Categories: AIDS, HIV, global health, antiretroviral drugs
|Topic:||Scaling Up Treatment for the Global AIDS Pandemic: Challenges and Opportunities|
THE NATIONAL ACADEMIES
Institute of Medicine
Board on Global Health
Committee on Examining the Probable Consequences of Alternative Patterns
of Widespread Antiretroviral Drug Use in Resource-Constrained Settings
Tuesday, July 6, 2004 -- 1:30 p.m.
419 Dirksen Senate Office Bldg.
Scaling Up Treatment for the Global AIDS Pandemic: Challenges and Opportunities
James W. Curran, Dean, Rollins School of Public Health, Emory University, Atlanta, Georgia and Co-Chair, Committee on Examining the Probable Consequences of Alternative Patterns of Widespread Antiretroviral Drug Use in Resource-Constrained Settings, Board on Global Health, Institute of Medicine, The National Academies
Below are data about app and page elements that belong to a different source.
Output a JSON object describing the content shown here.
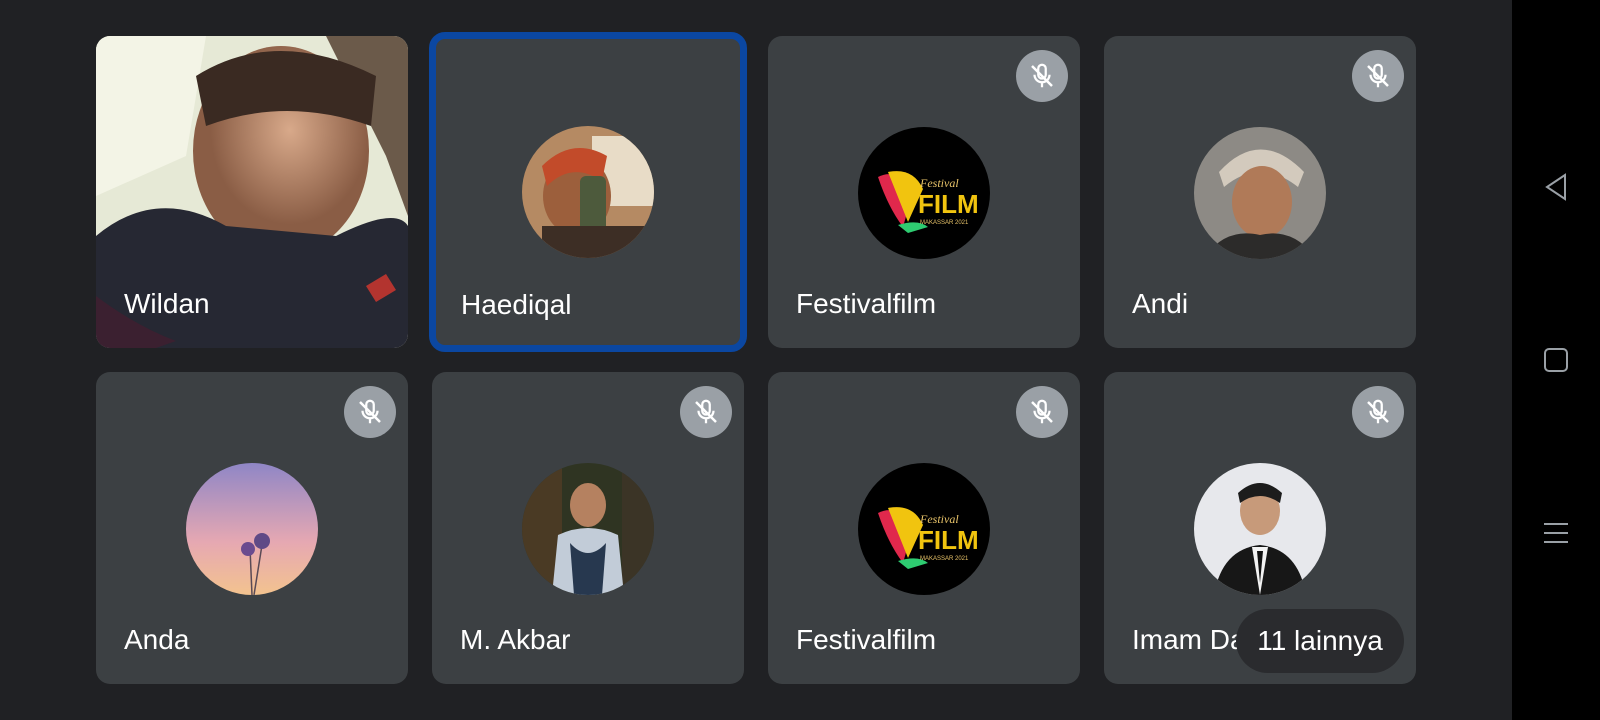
{
  "participants": [
    {
      "name": "Wildan",
      "muted": false,
      "display": "video",
      "avatar_icon": "camera-video-feed"
    },
    {
      "name": "Haediqal",
      "muted": false,
      "active_speaker": true,
      "display": "avatar",
      "avatar_icon": "person-avatar-photo"
    },
    {
      "name": "Festivalfilm",
      "muted": true,
      "display": "avatar",
      "avatar_icon": "festival-film-logo",
      "logo_text": {
        "top": "Festival",
        "main": "FILM",
        "sub": "MAKASSAR 2021"
      }
    },
    {
      "name": "Andi",
      "muted": true,
      "display": "avatar",
      "avatar_icon": "person-avatar-photo"
    },
    {
      "name": "Anda",
      "muted": true,
      "display": "avatar",
      "avatar_icon": "flower-avatar-photo"
    },
    {
      "name": "M. Akbar",
      "muted": true,
      "display": "avatar",
      "avatar_icon": "person-avatar-photo"
    },
    {
      "name": "Festivalfilm",
      "muted": true,
      "display": "avatar",
      "avatar_icon": "festival-film-logo",
      "logo_text": {
        "top": "Festival",
        "main": "FILM",
        "sub": "MAKASSAR 2021"
      }
    },
    {
      "name": "Imam Dahlan",
      "muted": true,
      "display": "avatar",
      "avatar_icon": "person-avatar-photo"
    }
  ],
  "overflow": {
    "label": "11 lainnya"
  },
  "system_nav": {
    "back_icon": "back-triangle-icon",
    "home_icon": "home-square-icon",
    "recents_icon": "menu-lines-icon"
  },
  "colors": {
    "background": "#202124",
    "tile": "#3c4043",
    "active_border": "#0b47a1",
    "mute_badge": "#9aa0a6"
  }
}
With billions of dollars now available to provide HIV/AIDS drugs to developing nations, the questions of when and how to "scale up" treatment for millions of needy individuals must be addressed. Significant challenges remain, including a shortage of health care workers and the possibility that a less-than-optimal introduction of therapy could foster more rapid development of drug resistance. This new report, from the Institute of Medicine, offers a framework and key principles to guide program managers on how best to initiate and run treatment programs.
This briefing was for members of Congress and congressional staff only. The report was publicly released on July 7, 2004 and can be found, in its entirety, on the Web site of the National Academies Press.